This is why the Commission is proposing today a Regulation on toy safety that will replace the current Directive, address these shortcomings and strengthen the level of protection of children from possible risks, while improving the level playing field between toys manufactured in the EU and abroad.

What are the main changes which will better protect children from harmful chemicals?

To better protect children from harmful chemicals, the proposed rules will not only maintain the current prohibition of using substances that are carcinogenic, mutagenic or toxic for reproduction (CMRs) in toys, but it will also prohibit the use of other harmful chemicals. For instance, this proposal will prohibit the use of chemicals that affect the endocrine system (endocrine disruptors), and those chemicals which are toxic to a specific organ, including the immune, neurological or respiratory systems. These chemicals are particularly harmful for children as they could interfere with their hormones, their cognitive development or more generally impact their health. It will allow for derogations to those generic bans only under limited circumstances where the use of these substances in toys do not pose a risk to children and there are no  alternatives. Introducing generic bans for the most harmful substances as soon as their hazards have been established under the relevant EU legislation on Classification, Labelling and Packaging of chemicals  will guarantee that children are more swiftly protected from the possible risks of these substances when present in toys. Derogations to these generic bans will be allowed where the safety of children is not compromised, thus limiting the costs for industry.

What will be the main changes to prevent unsafe toys from reaching the EU market?  

The proposed rules will also strengthen enforcement so that only safe toys will be sold in the Union. All toys will have a digital product passport with compliance and other information on the toy. This will make it easier for national inspectors and customs officers to control them. Under the new rules, importers will have to submit the digital product passport to customs at the EU borders which will be checked to prevent that unsafe toys enter the Union market, including those sold online.

What other measures will be possible to remove unsafe toys from the market?

National authorities will continue to carry out market surveillance controls on toys in accordance with the EU market surveillance framework. In addition, the proposed rules will provide for additional means to act if there are unsafe toys presenting risks not clearly foreseen by the Regulation. In particular, the proposal ensures that the Commission has the power to require that these toys are taken off the market.

Will the proposed rules also regulate digital aspects?

Risks in toys linked to the use of digital technologies, such as cybersecurity or privacy concerns, are not addressed by the proposed Regulation because other recent legislation and proposals address the cybersecurity and personal data privacy issues for toys.

However, the proposal adopted today will require that children are protected when playing with toys, not only as regards their physical health but also as regards their mental health and well-being, as well as their cognitive development.
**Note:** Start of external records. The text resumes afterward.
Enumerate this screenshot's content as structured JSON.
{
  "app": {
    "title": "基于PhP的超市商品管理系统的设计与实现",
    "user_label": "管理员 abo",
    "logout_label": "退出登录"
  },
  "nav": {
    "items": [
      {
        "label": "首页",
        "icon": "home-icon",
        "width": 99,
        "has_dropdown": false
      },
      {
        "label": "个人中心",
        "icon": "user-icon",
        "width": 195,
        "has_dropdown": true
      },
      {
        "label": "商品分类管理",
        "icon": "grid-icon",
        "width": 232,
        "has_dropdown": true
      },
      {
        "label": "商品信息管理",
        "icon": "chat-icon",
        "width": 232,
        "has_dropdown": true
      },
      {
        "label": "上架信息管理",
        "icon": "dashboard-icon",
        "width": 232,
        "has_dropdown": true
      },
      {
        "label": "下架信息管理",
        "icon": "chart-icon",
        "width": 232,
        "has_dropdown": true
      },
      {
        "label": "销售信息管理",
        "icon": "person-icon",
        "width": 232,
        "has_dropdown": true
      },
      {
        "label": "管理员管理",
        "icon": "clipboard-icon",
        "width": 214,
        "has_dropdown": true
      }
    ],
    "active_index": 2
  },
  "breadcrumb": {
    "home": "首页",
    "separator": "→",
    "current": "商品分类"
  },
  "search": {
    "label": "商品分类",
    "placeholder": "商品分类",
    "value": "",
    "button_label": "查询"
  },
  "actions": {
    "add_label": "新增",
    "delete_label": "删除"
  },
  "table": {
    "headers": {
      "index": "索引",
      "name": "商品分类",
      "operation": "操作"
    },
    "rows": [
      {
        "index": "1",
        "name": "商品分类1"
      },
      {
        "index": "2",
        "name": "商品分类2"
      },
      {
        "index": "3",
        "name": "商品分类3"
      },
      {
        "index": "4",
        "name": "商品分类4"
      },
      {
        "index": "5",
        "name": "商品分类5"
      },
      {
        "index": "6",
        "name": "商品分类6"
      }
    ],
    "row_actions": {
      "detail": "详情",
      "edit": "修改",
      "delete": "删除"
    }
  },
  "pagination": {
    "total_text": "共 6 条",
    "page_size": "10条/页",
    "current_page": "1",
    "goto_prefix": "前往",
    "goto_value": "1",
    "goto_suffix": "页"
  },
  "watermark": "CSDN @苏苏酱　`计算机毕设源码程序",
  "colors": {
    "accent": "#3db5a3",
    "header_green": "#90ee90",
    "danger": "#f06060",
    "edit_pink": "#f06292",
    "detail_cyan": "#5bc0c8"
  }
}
Proposal for a Regulation on Toy Safety

Evaluation of the Toy Safety Directive 2009/48/EC

Chemicals Strategy for Sustainability

Source: European Commission